Big Data Explained
A Simple Explanation of Big Data
In the real, tangible world, we’re used to organizing things by certain observable properties. Whether it’s author or title names in the library, labels in spice cabinets, or colors in loads of laundry, we’re accustomed to seeing, feeling, tasting, hearing, or even smelling things in order to qualify and order them. Big data is information about anything and everything, so it isn’t going to look, sound, or feel like any one specific thing.
In order to describe these digital collections of data, we can’t rely on just our senses to classify. Instead, we often define big data in terms of the following five characteristics:
Almost every action we take today generates data. iHealth records our sleeping patterns, Amazon our purchases and Google our searches. Our Fitbits track our steps, and Progressive will likely give us a discount for sharing our acceleration and deceleration rates.
Data volume has been growing at an exponential rate, so much so that 90% of all data had been created in the last two years according to 2017 research by DOMO. The larger the volume data, the more potential for rich and comprehensive insights, and the greater challenges companies face in storing, processing and extracting said insights.
Text, audio, machine to machine conversations, structured to unstructured. Data variety refers to all the different “types” of data in the collection. Formats such as jpg, pdf, mp3, rar, docx. Weather data, home noise volume, viewing history, contact preferences. It’s all being recorded, and in order to access insights contained within we need tools capable of analyzing a myriad of file types simultaneously.
Knowing whether your collection contains images, audio, text, code, or any other type of data can help you approach your analysis more efficiently and effectively. A lexicographic-sorting algorithm may be great in a data set of names, but probably won’t do much good in a set of pictures or audio clips.
Long gone are the days of scheduled updates, or intentional uploads. Data velocity refers to the speed at which the information is created and processed. Lifetimes of video data is now livestreamed, tags are scanned, and sensor data influencing driving decisions needs to be processed at near to real time speed.
Data veracity refers to the noise or abnormalities that a collection of data carries. In simpler terms, this is the quality of the data. Knowing the data veracity is important in order to calculate a margin of error when analyzing data, or simply to know whether or not to use it—just because the data are out there doesn’t mean they’re accurate.

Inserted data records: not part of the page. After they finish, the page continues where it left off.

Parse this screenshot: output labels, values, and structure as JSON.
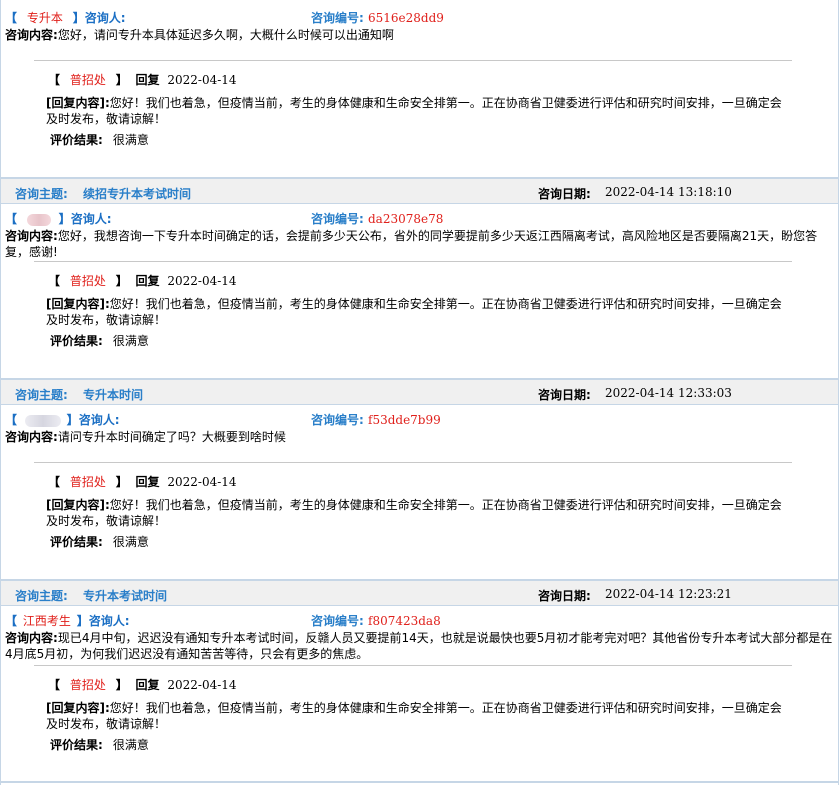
{
  "labels": {
    "topic": "咨询主题:",
    "date": "咨询日期:",
    "asker": "咨询人:",
    "consult_id": "咨询编号:",
    "content": "咨询内容:",
    "reply_dept": "普招处",
    "reply": "回复",
    "reply_content": "[回复内容]:",
    "evaluation": "评价结果:",
    "bracket_open": "【",
    "bracket_close": "】"
  },
  "entries": [
    {
      "topic": "",
      "datetime": "",
      "asker": "专升本",
      "asker_blurred": false,
      "consult_id": "6516e28dd9",
      "content": "您好，请问专升本具体延迟多久啊，大概什么时候可以出通知啊",
      "reply_date": "2022-04-14",
      "reply_text": "您好！我们也着急，但疫情当前，考生的身体健康和生命安全排第一。正在协商省卫健委进行评估和研究时间安排，一旦确定会及时发布，敬请谅解！",
      "evaluation": "很满意"
    },
    {
      "topic": "续招专升本考试时间",
      "datetime": "2022-04-14 13:18:10",
      "asker": "",
      "asker_blurred": true,
      "consult_id": "da23078e78",
      "content": "您好，我想咨询一下专升本时间确定的话，会提前多少天公布，省外的同学要提前多少天返江西隔离考试，高风险地区是否要隔离21天，盼您答复，感谢!",
      "reply_date": "2022-04-14",
      "reply_text": "您好！我们也着急，但疫情当前，考生的身体健康和生命安全排第一。正在协商省卫健委进行评估和研究时间安排，一旦确定会及时发布，敬请谅解！",
      "evaluation": "很满意"
    },
    {
      "topic": "专升本时间",
      "datetime": "2022-04-14 12:33:03",
      "asker": "",
      "asker_blurred": true,
      "consult_id": "f53dde7b99",
      "content": "请问专升本时间确定了吗？大概要到啥时候",
      "reply_date": "2022-04-14",
      "reply_text": "您好！我们也着急，但疫情当前，考生的身体健康和生命安全排第一。正在协商省卫健委进行评估和研究时间安排，一旦确定会及时发布，敬请谅解！",
      "evaluation": "很满意"
    },
    {
      "topic": "专升本考试时间",
      "datetime": "2022-04-14 12:23:21",
      "asker": "江西考生",
      "asker_blurred": false,
      "consult_id": "f807423da8",
      "content": "现已4月中旬，迟迟没有通知专升本考试时间，反赣人员又要提前14天，也就是说最快也要5月初才能考完对吧？其他省份专升本考试大部分都是在4月底5月初，为何我们迟迟没有通知苦苦等待，只会有更多的焦虑。",
      "reply_date": "2022-04-14",
      "reply_text": "您好！我们也着急，但疫情当前，考生的身体健康和生命安全排第一。正在协商省卫健委进行评估和研究时间安排，一旦确定会及时发布，敬请谅解！",
      "evaluation": "很满意"
    }
  ]
}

Data value is pretty straightforward: it refers to what the data is actually worth. But this might not necessarily be in a monetary sense. For example, a data set containing the names of the pets in your neighborhood is going to have a much lower amount of data value to a phone company than a set containing the number of text messages sent every month.